Interface dataset entries:
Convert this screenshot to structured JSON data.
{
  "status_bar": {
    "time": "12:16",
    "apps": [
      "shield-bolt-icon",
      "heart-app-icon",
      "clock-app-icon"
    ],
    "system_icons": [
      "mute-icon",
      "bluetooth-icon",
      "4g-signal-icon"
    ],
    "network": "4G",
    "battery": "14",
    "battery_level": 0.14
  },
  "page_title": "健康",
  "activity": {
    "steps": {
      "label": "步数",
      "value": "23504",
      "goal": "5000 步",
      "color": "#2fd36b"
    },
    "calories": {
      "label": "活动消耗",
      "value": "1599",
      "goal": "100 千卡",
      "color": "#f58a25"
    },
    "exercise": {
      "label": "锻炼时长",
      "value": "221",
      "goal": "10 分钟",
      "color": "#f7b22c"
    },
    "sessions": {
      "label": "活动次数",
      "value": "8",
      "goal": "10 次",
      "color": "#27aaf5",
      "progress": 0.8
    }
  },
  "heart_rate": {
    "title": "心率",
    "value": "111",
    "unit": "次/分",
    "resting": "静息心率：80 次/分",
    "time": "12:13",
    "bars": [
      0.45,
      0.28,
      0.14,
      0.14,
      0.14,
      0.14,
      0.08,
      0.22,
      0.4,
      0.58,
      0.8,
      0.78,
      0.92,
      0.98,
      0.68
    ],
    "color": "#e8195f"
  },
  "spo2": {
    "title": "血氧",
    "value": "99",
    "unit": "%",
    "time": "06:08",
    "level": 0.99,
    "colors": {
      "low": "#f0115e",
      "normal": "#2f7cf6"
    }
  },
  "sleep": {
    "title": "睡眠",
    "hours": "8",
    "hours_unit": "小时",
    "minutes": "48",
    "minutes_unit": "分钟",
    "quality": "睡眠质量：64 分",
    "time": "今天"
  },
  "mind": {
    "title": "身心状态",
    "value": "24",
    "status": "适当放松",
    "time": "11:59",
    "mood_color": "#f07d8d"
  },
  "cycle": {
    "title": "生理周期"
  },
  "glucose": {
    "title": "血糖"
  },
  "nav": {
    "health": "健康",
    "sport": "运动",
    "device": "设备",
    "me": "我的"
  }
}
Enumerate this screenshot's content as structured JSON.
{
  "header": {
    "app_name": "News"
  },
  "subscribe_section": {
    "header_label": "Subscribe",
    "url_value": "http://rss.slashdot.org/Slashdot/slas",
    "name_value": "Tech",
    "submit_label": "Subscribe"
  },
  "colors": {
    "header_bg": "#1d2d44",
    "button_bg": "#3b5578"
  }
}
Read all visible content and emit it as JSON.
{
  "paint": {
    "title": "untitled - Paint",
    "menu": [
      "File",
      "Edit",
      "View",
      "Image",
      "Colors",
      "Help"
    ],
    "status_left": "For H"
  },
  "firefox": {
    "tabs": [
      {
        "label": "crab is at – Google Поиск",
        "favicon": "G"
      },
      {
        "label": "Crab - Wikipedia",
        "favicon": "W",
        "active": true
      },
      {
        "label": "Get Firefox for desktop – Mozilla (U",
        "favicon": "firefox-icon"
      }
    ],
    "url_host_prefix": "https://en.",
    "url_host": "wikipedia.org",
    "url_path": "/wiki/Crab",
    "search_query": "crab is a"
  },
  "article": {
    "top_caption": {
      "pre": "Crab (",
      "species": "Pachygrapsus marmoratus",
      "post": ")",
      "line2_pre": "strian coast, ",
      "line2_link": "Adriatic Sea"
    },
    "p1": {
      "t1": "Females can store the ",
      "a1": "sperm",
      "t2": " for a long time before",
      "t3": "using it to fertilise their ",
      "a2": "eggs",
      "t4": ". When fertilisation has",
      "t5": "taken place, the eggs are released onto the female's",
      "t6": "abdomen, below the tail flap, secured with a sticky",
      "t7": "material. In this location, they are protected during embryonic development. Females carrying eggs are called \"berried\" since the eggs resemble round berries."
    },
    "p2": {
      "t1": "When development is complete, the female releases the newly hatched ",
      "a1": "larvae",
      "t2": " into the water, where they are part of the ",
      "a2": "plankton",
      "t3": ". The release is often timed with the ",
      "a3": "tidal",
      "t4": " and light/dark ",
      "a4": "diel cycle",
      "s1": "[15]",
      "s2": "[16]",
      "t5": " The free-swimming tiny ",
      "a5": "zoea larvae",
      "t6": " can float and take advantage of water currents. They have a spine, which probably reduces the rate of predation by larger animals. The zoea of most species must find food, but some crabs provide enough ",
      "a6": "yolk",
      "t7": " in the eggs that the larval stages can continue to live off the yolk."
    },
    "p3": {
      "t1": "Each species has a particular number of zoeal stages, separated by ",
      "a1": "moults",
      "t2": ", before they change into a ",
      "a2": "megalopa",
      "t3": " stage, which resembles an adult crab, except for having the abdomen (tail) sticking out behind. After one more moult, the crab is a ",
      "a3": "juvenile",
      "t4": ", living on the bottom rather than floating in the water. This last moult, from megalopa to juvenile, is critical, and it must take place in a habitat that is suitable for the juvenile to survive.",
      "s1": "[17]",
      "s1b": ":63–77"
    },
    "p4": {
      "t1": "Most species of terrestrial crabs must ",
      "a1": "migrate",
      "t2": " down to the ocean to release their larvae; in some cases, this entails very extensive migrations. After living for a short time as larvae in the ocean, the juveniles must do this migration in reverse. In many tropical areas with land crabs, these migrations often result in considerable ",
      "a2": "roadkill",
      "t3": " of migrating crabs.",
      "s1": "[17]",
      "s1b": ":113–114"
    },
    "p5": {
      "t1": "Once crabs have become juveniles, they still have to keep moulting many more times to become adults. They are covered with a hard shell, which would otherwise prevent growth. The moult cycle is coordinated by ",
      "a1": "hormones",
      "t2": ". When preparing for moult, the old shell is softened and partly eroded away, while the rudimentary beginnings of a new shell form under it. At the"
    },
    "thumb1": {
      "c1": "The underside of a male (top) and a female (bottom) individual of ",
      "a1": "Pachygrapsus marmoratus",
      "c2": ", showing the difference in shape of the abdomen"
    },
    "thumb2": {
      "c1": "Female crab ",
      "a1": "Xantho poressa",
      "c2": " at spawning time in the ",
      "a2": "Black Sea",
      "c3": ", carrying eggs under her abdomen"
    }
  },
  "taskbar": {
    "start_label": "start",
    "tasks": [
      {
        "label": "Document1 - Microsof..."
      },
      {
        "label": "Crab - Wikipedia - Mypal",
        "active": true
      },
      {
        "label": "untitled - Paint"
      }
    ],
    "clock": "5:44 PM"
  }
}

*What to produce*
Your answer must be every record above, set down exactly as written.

*Task output*
Convert this screenshot to structured JSON data.
{
  "status_bar": {
    "time": "12:16",
    "apps": [
      "shield-bolt-icon",
      "heart-app-icon",
      "clock-app-icon"
    ],
    "system_icons": [
      "mute-icon",
      "bluetooth-icon",
      "4g-signal-icon"
    ],
    "network": "4G",
    "battery": "14",
    "battery_level": 0.14
  },
  "page_title": "健康",
  "activity": {
    "steps": {
      "label": "步数",
      "value": "23504",
      "goal": "5000 步",
      "color": "#2fd36b"
    },
    "calories": {
      "label": "活动消耗",
      "value": "1599",
      "goal": "100 千卡",
      "color": "#f58a25"
    },
    "exercise": {
      "label": "锻炼时长",
      "value": "221",
      "goal": "10 分钟",
      "color": "#f7b22c"
    },
    "sessions": {
      "label": "活动次数",
      "value": "8",
      "goal": "10 次",
      "color": "#27aaf5",
      "progress": 0.8
    }
  },
  "heart_rate": {
    "title": "心率",
    "value": "111",
    "unit": "次/分",
    "resting": "静息心率：80 次/分",
    "time": "12:13",
    "bars": [
      0.45,
      0.28,
      0.14,
      0.14,
      0.14,
      0.14,
      0.08,
      0.22,
      0.4,
      0.58,
      0.8,
      0.78,
      0.92,
      0.98,
      0.68
    ],
    "color": "#e8195f"
  },
  "spo2": {
    "title": "血氧",
    "value": "99",
    "unit": "%",
    "time": "06:08",
    "level": 0.99,
    "colors": {
      "low": "#f0115e",
      "normal": "#2f7cf6"
    }
  },
  "sleep": {
    "title": "睡眠",
    "hours": "8",
    "hours_unit": "小时",
    "minutes": "48",
    "minutes_unit": "分钟",
    "quality": "睡眠质量：64 分",
    "time": "今天"
  },
  "mind": {
    "title": "身心状态",
    "value": "24",
    "status": "适当放松",
    "time": "11:59",
    "mood_color": "#f07d8d"
  },
  "cycle": {
    "title": "生理周期"
  },
  "glucose": {
    "title": "血糖"
  },
  "nav": {
    "health": "健康",
    "sport": "运动",
    "device": "设备",
    "me": "我的"
  }
}
Enumerate this screenshot's content as structured JSON.
{
  "header": {
    "app_name": "News"
  },
  "subscribe_section": {
    "header_label": "Subscribe",
    "url_value": "http://rss.slashdot.org/Slashdot/slas",
    "name_value": "Tech",
    "submit_label": "Subscribe"
  },
  "colors": {
    "header_bg": "#1d2d44",
    "button_bg": "#3b5578"
  }
}
Read all visible content and emit it as JSON.
{
  "paint": {
    "title": "untitled - Paint",
    "menu": [
      "File",
      "Edit",
      "View",
      "Image",
      "Colors",
      "Help"
    ],
    "status_left": "For H"
  },
  "firefox": {
    "tabs": [
      {
        "label": "crab is at – Google Поиск",
        "favicon": "G"
      },
      {
        "label": "Crab - Wikipedia",
        "favicon": "W",
        "active": true
      },
      {
        "label": "Get Firefox for desktop – Mozilla (U",
        "favicon": "firefox-icon"
      }
    ],
    "url_host_prefix": "https://en.",
    "url_host": "wikipedia.org",
    "url_path": "/wiki/Crab",
    "search_query": "crab is a"
  },
  "article": {
    "top_caption": {
      "pre": "Crab (",
      "species": "Pachygrapsus marmoratus",
      "post": ")",
      "line2_pre": "strian coast, ",
      "line2_link": "Adriatic Sea"
    },
    "p1": {
      "t1": "Females can store the ",
      "a1": "sperm",
      "t2": " for a long time before",
      "t3": "using it to fertilise their ",
      "a2": "eggs",
      "t4": ". When fertilisation has",
      "t5": "taken place, the eggs are released onto the female's",
      "t6": "abdomen, below the tail flap, secured with a sticky",
      "t7": "material. In this location, they are protected during embryonic development. Females carrying eggs are called \"berried\" since the eggs resemble round berries."
    },
    "p2": {
      "t1": "When development is complete, the female releases the newly hatched ",
      "a1": "larvae",
      "t2": " into the water, where they are part of the ",
      "a2": "plankton",
      "t3": ". The release is often timed with the ",
      "a3": "tidal",
      "t4": " and light/dark ",
      "a4": "diel cycle",
      "s1": "[15]",
      "s2": "[16]",
      "t5": " The free-swimming tiny ",
      "a5": "zoea larvae",
      "t6": " can float and take advantage of water currents. They have a spine, which probably reduces the rate of predation by larger animals. The zoea of most species must find food, but some crabs provide enough ",
      "a6": "yolk",
      "t7": " in the eggs that the larval stages can continue to live off the yolk."
    },
    "p3": {
      "t1": "Each species has a particular number of zoeal stages, separated by ",
      "a1": "moults",
      "t2": ", before they change into a ",
      "a2": "megalopa",
      "t3": " stage, which resembles an adult crab, except for having the abdomen (tail) sticking out behind. After one more moult, the crab is a ",
      "a3": "juvenile",
      "t4": ", living on the bottom rather than floating in the water. This last moult, from megalopa to juvenile, is critical, and it must take place in a habitat that is suitable for the juvenile to survive.",
      "s1": "[17]",
      "s1b": ":63–77"
    },
    "p4": {
      "t1": "Most species of terrestrial crabs must ",
      "a1": "migrate",
      "t2": " down to the ocean to release their larvae; in some cases, this entails very extensive migrations. After living for a short time as larvae in the ocean, the juveniles must do this migration in reverse. In many tropical areas with land crabs, these migrations often result in considerable ",
      "a2": "roadkill",
      "t3": " of migrating crabs.",
      "s1": "[17]",
      "s1b": ":113–114"
    },
    "p5": {
      "t1": "Once crabs have become juveniles, they still have to keep moulting many more times to become adults. They are covered with a hard shell, which would otherwise prevent growth. The moult cycle is coordinated by ",
      "a1": "hormones",
      "t2": ". When preparing for moult, the old shell is softened and partly eroded away, while the rudimentary beginnings of a new shell form under it. At the"
    },
    "thumb1": {
      "c1": "The underside of a male (top) and a female (bottom) individual of ",
      "a1": "Pachygrapsus marmoratus",
      "c2": ", showing the difference in shape of the abdomen"
    },
    "thumb2": {
      "c1": "Female crab ",
      "a1": "Xantho poressa",
      "c2": " at spawning time in the ",
      "a2": "Black Sea",
      "c3": ", carrying eggs under her abdomen"
    }
  },
  "taskbar": {
    "start_label": "start",
    "tasks": [
      {
        "label": "Document1 - Microsof..."
      },
      {
        "label": "Crab - Wikipedia - Mypal",
        "active": true
      },
      {
        "label": "untitled - Paint"
      }
    ],
    "clock": "5:44 PM"
  }
}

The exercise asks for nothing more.